- You can get work if you’re a good programmer by using your profile as a resume. And you get a better/higher profile rating based on how much you have helped others
- Our brains like working on things that are 50-80% solvable. We like challenges that have solutions that aren’t impossible.
- We like to know that our work will lead to a tangible outcome
The Ease Of Use
Access: If you download code, you are NOT obliged to submit an answer. You decide if you think you can help
Universal: Coding is at the same time the common language AND the solution. You don’t need any other inputs. You can think of it like copywriting. We all have access to the same words in the English language but some people are able to use them better than others.
Progress: The problems are small enough and bite sized, and not just, “How do we feed starving children?” Things move forward.

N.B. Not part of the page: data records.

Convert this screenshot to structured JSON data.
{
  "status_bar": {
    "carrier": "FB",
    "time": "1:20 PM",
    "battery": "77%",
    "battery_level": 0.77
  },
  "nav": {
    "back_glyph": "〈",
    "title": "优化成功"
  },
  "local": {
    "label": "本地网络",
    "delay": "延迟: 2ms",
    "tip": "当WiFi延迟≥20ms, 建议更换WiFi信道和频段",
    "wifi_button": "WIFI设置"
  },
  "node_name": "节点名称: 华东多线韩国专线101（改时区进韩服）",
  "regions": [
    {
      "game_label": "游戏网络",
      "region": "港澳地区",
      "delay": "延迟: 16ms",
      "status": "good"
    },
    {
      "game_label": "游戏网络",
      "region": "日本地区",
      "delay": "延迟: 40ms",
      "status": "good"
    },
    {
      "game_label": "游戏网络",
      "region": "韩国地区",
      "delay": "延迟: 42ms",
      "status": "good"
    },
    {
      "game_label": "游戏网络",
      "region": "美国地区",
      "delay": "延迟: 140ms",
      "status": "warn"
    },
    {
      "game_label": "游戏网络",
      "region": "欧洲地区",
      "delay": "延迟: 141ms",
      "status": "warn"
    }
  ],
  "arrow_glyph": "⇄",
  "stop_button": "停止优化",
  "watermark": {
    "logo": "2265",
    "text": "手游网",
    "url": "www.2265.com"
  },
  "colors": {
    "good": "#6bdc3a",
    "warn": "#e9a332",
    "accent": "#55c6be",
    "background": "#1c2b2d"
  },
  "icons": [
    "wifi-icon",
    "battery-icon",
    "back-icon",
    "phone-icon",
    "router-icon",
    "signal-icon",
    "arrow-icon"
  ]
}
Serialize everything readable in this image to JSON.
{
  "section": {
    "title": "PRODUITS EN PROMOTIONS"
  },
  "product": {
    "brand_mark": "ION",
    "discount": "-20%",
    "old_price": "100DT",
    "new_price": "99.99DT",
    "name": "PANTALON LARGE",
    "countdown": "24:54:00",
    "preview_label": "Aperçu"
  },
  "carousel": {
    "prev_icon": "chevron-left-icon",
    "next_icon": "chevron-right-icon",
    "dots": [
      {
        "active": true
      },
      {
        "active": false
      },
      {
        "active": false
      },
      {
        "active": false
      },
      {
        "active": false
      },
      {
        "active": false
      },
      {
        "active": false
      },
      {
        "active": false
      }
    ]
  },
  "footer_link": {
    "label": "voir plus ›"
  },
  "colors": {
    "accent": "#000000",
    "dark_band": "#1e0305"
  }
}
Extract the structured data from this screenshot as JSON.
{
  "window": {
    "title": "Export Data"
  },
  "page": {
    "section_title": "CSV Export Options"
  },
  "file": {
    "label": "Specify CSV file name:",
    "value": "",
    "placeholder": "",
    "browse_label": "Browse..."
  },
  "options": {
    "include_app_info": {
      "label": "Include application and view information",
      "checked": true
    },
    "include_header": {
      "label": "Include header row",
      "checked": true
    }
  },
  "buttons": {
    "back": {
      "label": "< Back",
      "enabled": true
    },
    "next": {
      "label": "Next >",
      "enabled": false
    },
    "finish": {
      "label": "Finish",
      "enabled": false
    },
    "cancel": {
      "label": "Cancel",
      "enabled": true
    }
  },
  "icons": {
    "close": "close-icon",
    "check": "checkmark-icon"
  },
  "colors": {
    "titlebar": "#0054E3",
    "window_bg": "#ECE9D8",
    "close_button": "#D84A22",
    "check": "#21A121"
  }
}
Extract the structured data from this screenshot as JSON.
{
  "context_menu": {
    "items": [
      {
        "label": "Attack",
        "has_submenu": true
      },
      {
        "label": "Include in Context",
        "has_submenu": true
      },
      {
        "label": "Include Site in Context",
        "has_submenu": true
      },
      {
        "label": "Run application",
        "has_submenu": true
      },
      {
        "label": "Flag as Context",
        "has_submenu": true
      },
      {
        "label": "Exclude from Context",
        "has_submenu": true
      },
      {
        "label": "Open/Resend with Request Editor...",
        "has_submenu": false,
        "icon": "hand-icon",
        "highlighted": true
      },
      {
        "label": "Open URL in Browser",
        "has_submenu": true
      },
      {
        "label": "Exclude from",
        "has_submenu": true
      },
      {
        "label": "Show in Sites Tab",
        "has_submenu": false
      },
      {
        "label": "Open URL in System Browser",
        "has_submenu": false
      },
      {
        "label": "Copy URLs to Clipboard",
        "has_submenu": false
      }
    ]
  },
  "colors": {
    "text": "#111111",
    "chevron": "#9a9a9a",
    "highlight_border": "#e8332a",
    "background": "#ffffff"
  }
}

People aren’t just looking for more info or more inspiration
Social Anonymity: You don’t need anyone else to help you help someone else. You don’t need to network, schmooze, Skype, call-in or anything. You not only help, you effect change, by doing nothing other than what you do best on your own computer, in your own time
A shared skill = Shared pain; You are empathetic to others going through similar struggles. So there is a willingness to be vulnerable, to admit you don’t know. It’s almost a badge of honor that you are working on something you can’t figure out, or that you try to solve something that someone else couldn’t figure out
Due to the solution-based culture of coding, people are more interested in the problem than the person.
Why Am I Telling You All Of This?
It’s fascinating that programmers have created a community where they not only help each other, they continue to practice their trade. If you were part of an online knitting community or a mechanic’s community, you couldn’t get done the things that programmers can do online.
And there is a place for writers to collaborate as well.
Open Ideo created a place for people to collaborate on global issues.
Can Github figure out the formula to get musicians, explorers, artists and the lot to jump online, to help each other? Or will Github need to take the online...offline in a manner like Godin’s Krytpon Community College is trying to do?
I’m guessing it will need to be some sort of combination.
So if you’re wondering why your Facebook group or your Udemy class doesn’t have the accountability or the incentive to participate that Github does, it’s probably because it is lacking some of the tenets written about above:
Project ownership, a defined problem, a shared language, ease of use, intrinsic and external motivation and a desire for progress.
This is what makes any community do what it needs to do. And if you can’t get some of those needs in through online means, then you just might have to take it offline to fill in the gaps.
Speaking of offline, for those side hustlers and independent professionals in NYC, I’m co-hosting a co-solving workshop on Saturday, Sept 7. A few tickets left.